▸ Input
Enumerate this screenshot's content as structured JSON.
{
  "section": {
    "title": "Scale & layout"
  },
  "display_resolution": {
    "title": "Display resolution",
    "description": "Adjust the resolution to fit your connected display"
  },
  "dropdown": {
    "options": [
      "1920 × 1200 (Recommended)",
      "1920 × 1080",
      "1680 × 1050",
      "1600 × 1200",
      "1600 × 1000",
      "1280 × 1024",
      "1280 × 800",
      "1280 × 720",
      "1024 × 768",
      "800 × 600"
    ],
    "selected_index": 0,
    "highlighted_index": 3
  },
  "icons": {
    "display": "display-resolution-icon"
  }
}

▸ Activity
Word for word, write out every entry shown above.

▸ Worked solution
Enumerate this screenshot's content as structured JSON.
{
  "section": {
    "title": "Scale & layout"
  },
  "display_resolution": {
    "title": "Display resolution",
    "description": "Adjust the resolution to fit your connected display"
  },
  "dropdown": {
    "options": [
      "1920 × 1200 (Recommended)",
      "1920 × 1080",
      "1680 × 1050",
      "1600 × 1200",
      "1600 × 1000",
      "1280 × 1024",
      "1280 × 800",
      "1280 × 720",
      "1024 × 768",
      "800 × 600"
    ],
    "selected_index": 0,
    "highlighted_index": 3
  },
  "icons": {
    "display": "display-resolution-icon"
  }
}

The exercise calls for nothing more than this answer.